concealment, suppression, or omission of any material fact in
connection with the sale or advertisement of any merchandise in trade
or commerce . . . in or from the state of Missouri, is declared to be an
Recently, the Missouri Court of Appeals for the Eastern District stated, “[w]e are not persuaded that
actions occurring after the initial sales transaction, which do not relate to any claims or
representations made before or at the time of the initial sales transaction, and which are taken by a
person who is not a party to the initial sales transaction, are made ‘in connection with’ the sale or
advertisement of merchandise as required by the MPA.” State of Missouri ex rel. Koster v. Prof’l
Debt Mgmt., LLC, 351 S.W.3d 668, 674 (Mo. Ct. App. 2011). In that case, the plaintiff sued
defendant debt collector for allegedly deceptive and unfair practices. The court applied the statutory
requirement “that an unfair trade practice must be made in connection with the sale or advertisement

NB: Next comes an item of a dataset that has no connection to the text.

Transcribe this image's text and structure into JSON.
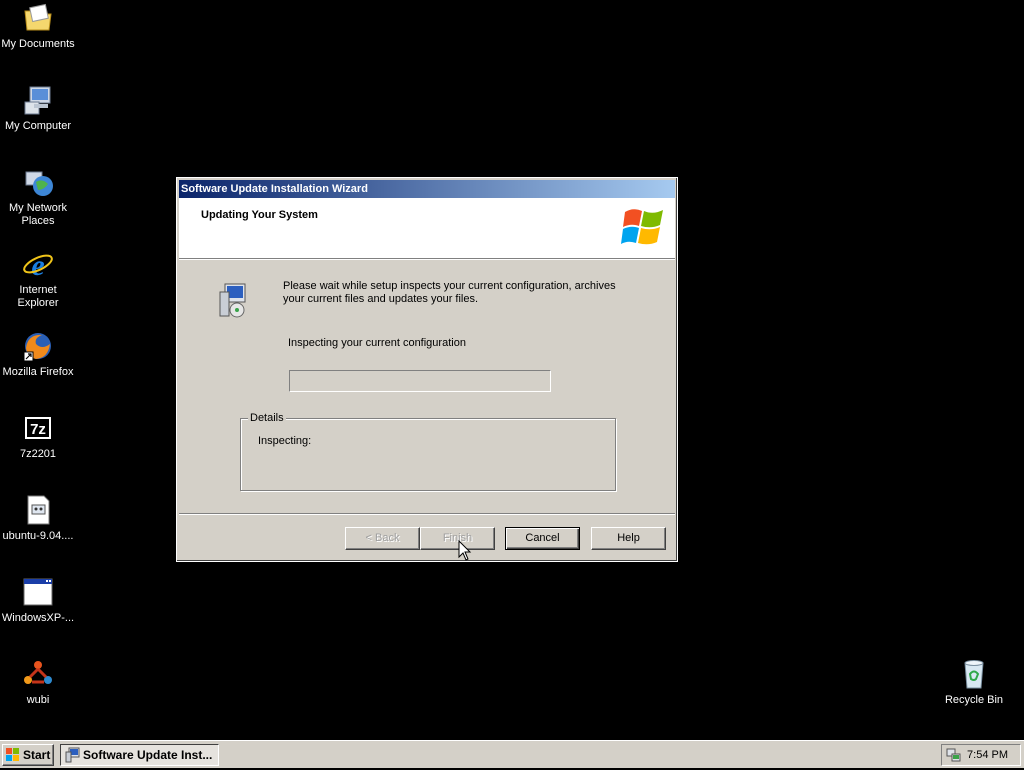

of merchandise to violate the MPA” in reaching its decision that a relationship must exist between
the alleged unfair practice or deception and the initial sale or advertisement of merchandise. Id. at
675. Thus, the court declined to extend the reach of the MMPA to debt collection by a third party.
Here, Plaintiffs have failed to identify a sales transaction or an advertisement of merchandise.
Instead, they allege that the Defendants violated the MMPA by representing that the Deed of Trust
was properly transferred. These purported actions occurred after the sale of the home and do not
demonstrate a relationship between the alleged unfair practice or deception and the initial sale of the
property. Id. at 674 (emphasis added).
Further, Plaintiffs have failed to state any deceptive or unfair practice. Plaintiffs merely
mention a representation by Defendants that the Deed of Trust was properly transferred. While
Plaintiffs contend in their brief that Defendants advertised a loan modification and induced Plaintiffs
to believe that foreclosure would not occur unless and until Defendants denied the modification, the
face of the petition fails to state a claim under the MMPA. The petition merely mentions
“representations” by Defendants as the purported owners of the Note and Deed of Trust. Nothing
in the Petition even infers deception in relation to a loan modification advertisement. As stated above,
“[f]actual allegations must be enough to raise a right to relief above the speculative level . . . .” Bell
Atlantic Corp. v. Twombly, 550 U.S. 544, 555 (2007). Here, the factual allegations contained in the
petition are merely legal conclusions and do not raise a claim under the MMPA above the speculative
Indeed, the only case that Plaintiffs rely upon in opposition to the motion to dismiss involved
a failure to disclose material information in the sale of property, wherein the Plaintiff purchased the
property directly from the Defendant bank. Hess v. Chase Manhattan Bank, USA, N.A., 220 S.W.3d
758, 763 (Mo. 2007). The petition currently before this Court does not involve a sale of real estate
between the parties and does not allege any unfair practices or deception in relation to a sale or
advertisement of merchandise. While Plaintiffs may have a cause of action under other statutes or
common law, they have failed to state a cause of action under the MMPA. State of Missouri ex rel.
Koster v. Prof’l Debt Mgmt., LLC, 351 S.W.3d 668, 675 (Mo. Ct. App. 2011). Therefore, dismissal
of Count II for failure to state a claim under Fed. R. Civ. P. 12(b)(6) is warranted.
IT IS HEREBY ORDERED that Defendants’ Motion to Dismiss [Doc. #5] is GRANTED.
A separate Judgment shall accompany this Memorandum and Order.
/s/ Terry I. Adelman
UNITED STATES MAGISTRATE JUDGE
Dated this 14th day of March, 2012.
Disclaimer: Justia Dockets & Filings provides public litigation records from the federal appellate and district courts. These filings and docket sheets should not be considered findings of fact or liability, nor do they necessarily reflect the view of Justia.
Why Is My Information Online?